The group is also working on understanding the neuropathological substrate of the cognitive deficits seen in patients with FTD. By comparing groups of patients with different patterns or severity of cognitive disorders a better understanding of the neural circuits which underlie these functions and how they are disturbed in neurodegenerative diseases will be achieved.
Small vessel cerebrovascular disease and its relationship to neurodegeneration
Magnetic resonance imaging (MRI) often reveals areas of high signal intensity in the cerebral white matter of elderly people. These lesions are known as white matter hyperintensities (WMHs) and have been associated with numerous disorders including cerebrovascular disease, dementia and gait disturbances. Despite a variety of investigations into this phenomenon, the pathogenesis of WMHs remains unknown and their contribution to the clinical and pathological phenotype of elderly patients is unclear. Futhermore, the group continues to investigate the pathological features of small vessel disease and what role it has in the pathogenesis of a number of disorders including dementia and Parkinson's disease.

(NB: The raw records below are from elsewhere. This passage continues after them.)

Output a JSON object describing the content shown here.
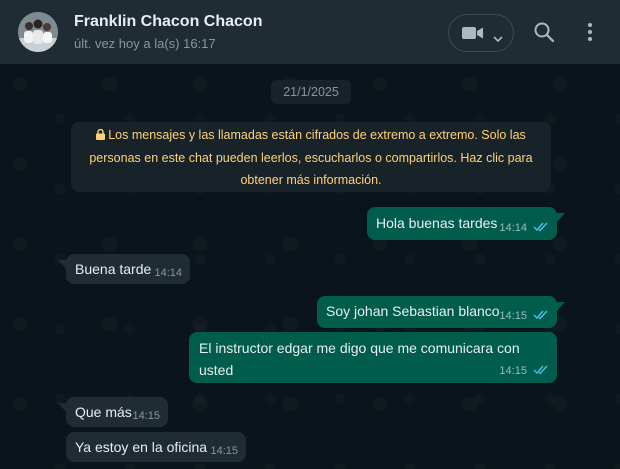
{
  "contact": {
    "name": "Franklin Chacon Chacon",
    "status": "últ. vez hoy a la(s) 16:17"
  },
  "chat": {
    "date_chip": "21/1/2025",
    "encryption_notice": "Los mensajes y las llamadas están cifrados de extremo a extremo. Solo las personas en este chat pueden leerlos, escucharlos o compartirlos. Haz clic para obtener más información.",
    "messages": [
      {
        "direction": "out",
        "text": "Hola buenas tardes",
        "time": "14:14",
        "status": "read"
      },
      {
        "direction": "in",
        "text": "Buena tarde",
        "time": "14:14"
      },
      {
        "direction": "out",
        "text": "Soy johan Sebastian blanco",
        "time": "14:15",
        "status": "read"
      },
      {
        "direction": "out",
        "text": "El instructor edgar me digo que me comunicara con usted",
        "time": "14:15",
        "status": "read"
      },
      {
        "direction": "in",
        "text": "Que más",
        "time": "14:15"
      },
      {
        "direction": "in",
        "text": "Ya estoy en la oficina",
        "time": "14:15"
      }
    ]
  },
  "icons": {
    "video_call": "video-camera-icon",
    "dropdown": "chevron-down-icon",
    "search": "search-icon",
    "menu": "kebab-menu-icon",
    "lock": "lock-icon",
    "read_receipt": "double-check-icon"
  },
  "colors": {
    "outgoing_bubble": "#005c4b",
    "incoming_bubble": "#202c33",
    "read_tick": "#53bdeb",
    "notice_text": "#ffd279"
  }
}
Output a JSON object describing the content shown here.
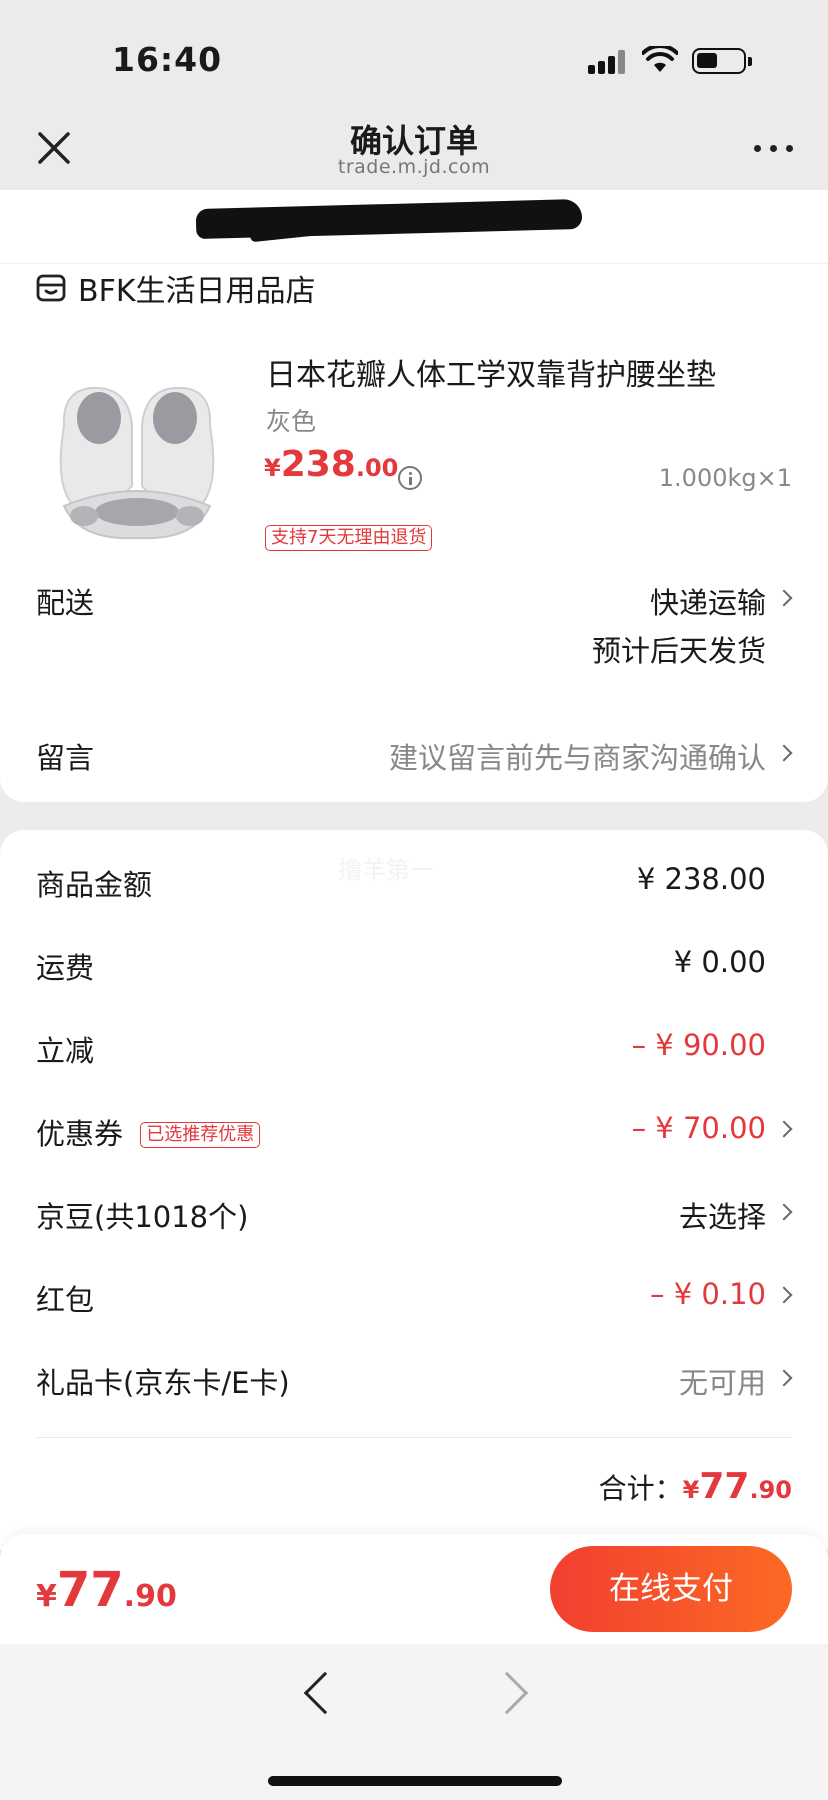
{
  "status": {
    "time": "16:40"
  },
  "nav": {
    "title": "确认订单",
    "subtitle": "trade.m.jd.com"
  },
  "shop": {
    "name": "BFK生活日用品店",
    "icon": "shop-icon"
  },
  "product": {
    "title": "日本花瓣人体工学双靠背护腰坐垫",
    "color": "灰色",
    "price_symbol": "¥",
    "price_int": "238",
    "price_dec": ".00",
    "weight_qty": "1.000kg×1",
    "tag": "支持7天无理由退货"
  },
  "delivery": {
    "label": "配送",
    "method": "快递运输",
    "eta": "预计后天发货"
  },
  "message": {
    "label": "留言",
    "placeholder": "建议留言前先与商家沟通确认"
  },
  "summary": {
    "goods_label": "商品金额",
    "goods_value": "¥ 238.00",
    "shipping_label": "运费",
    "shipping_value": "¥ 0.00",
    "discount_label": "立减",
    "discount_value": "– ¥ 90.00",
    "coupon_label": "优惠券",
    "coupon_tag": "已选推荐优惠",
    "coupon_value": "– ¥ 70.00",
    "beans_label": "京豆(共1018个)",
    "beans_value": "去选择",
    "redpack_label": "红包",
    "redpack_value": "– ¥ 0.10",
    "giftcard_label": "礼品卡(京东卡/E卡)",
    "giftcard_value": "无可用",
    "total_label": "合计：",
    "total_symbol": "¥",
    "total_int": "77",
    "total_dec": ".90",
    "watermark": "撸羊第一"
  },
  "paybar": {
    "symbol": "¥",
    "int": "77",
    "dec": ".90",
    "button": "在线支付"
  },
  "colors": {
    "accent": "#e4393c",
    "button_start": "#f23f30",
    "button_end": "#fb6a24"
  }
}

Alcohol related brain damage
In collaboration with Dr Greg Sutherland Prof Kril is investigating neurogenesis in the alcoholic brain. Evidence from rodents suggests that chronic alcohol consumption impairs brain neurogenesis, but it is unclear whether this is the case in humans, or indeed whether significant neurogenesis occurs in older adult brains.
Motor Neuron Disease Research - Associate Professor Roger Pamphlett
The aim of the Motor Neuron Disease Research Group is to find the cause of sporadic Motor Neuron Disease, a disease that kills one Australian every day. Motor Neuron Disease (also known as ALS) causes progressive muscle weakness, and leads to death usually between two to five years after diagnosis. No curative treatment is available. In 90% of patients the disease affects only one member of a family.
The research team in the Stacey Motor Neuron Disease Laboratory at the University of Sydney is investigating a number of possible causes of Motor Neuron Disease, using DNA and tissue samples obtained from both the Australian Motor Neuron Disease DNA Bank and the Australian Brain Bank Network.
For a list of recent research publications from the Stacey Motor Neuron Disease Laboratory, please enter “neuron pamphlett r” in the search box of PubMed (www.ncbi.nlm.nih.gov/PubMed), then click “Display Settings” and Sort by “Pub Date”.
The Australian Motor Neuron Disease DNA Bank
This Bank, funded by an Enabling Grant from the NHMRC and situated at the University of Sydney, has been collecting blood DNA samples from people with Motor Neuron Disease, as well as from controls, for over 5 years. The Bank now contains almost 3,000 DNA samples from people in all the states of Australia. The Bank will not be collecting samples from new donors after June 2011. For any enquiries about this Bank, please contact Dr Roger Pamphlett at .
- NHMRC Project Grants - Pathogenic mechanisms common to all subtypes of frontotemporal dementia. Kril J, Ittner L, Goetz J, Halliday G. $491,250
Visit the Academic Researcher Profiles for a current list of Publication Citations.